* INSTRUCTIONS FOR THE TASK:
Write out every entry below word for word, leaving nothing out.

*** Begin section ***

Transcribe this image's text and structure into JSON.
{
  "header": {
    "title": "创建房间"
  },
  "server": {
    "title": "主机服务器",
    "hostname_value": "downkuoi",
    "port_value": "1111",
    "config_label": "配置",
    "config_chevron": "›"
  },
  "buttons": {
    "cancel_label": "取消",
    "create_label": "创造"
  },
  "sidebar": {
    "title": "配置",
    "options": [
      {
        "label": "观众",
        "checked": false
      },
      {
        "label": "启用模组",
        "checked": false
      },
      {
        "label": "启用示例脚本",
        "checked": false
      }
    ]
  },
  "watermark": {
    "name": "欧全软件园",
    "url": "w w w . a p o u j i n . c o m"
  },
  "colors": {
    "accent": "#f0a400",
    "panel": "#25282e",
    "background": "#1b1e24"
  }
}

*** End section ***

* ANSWER:
Transcribe this image's text and structure into JSON.
{
  "header": {
    "title": "创建房间"
  },
  "server": {
    "title": "主机服务器",
    "hostname_value": "downkuoi",
    "port_value": "1111",
    "config_label": "配置",
    "config_chevron": "›"
  },
  "buttons": {
    "cancel_label": "取消",
    "create_label": "创造"
  },
  "sidebar": {
    "title": "配置",
    "options": [
      {
        "label": "观众",
        "checked": false
      },
      {
        "label": "启用模组",
        "checked": false
      },
      {
        "label": "启用示例脚本",
        "checked": false
      }
    ]
  },
  "watermark": {
    "name": "欧全软件园",
    "url": "w w w . a p o u j i n . c o m"
  },
  "colors": {
    "accent": "#f0a400",
    "panel": "#25282e",
    "background": "#1b1e24"
  }
}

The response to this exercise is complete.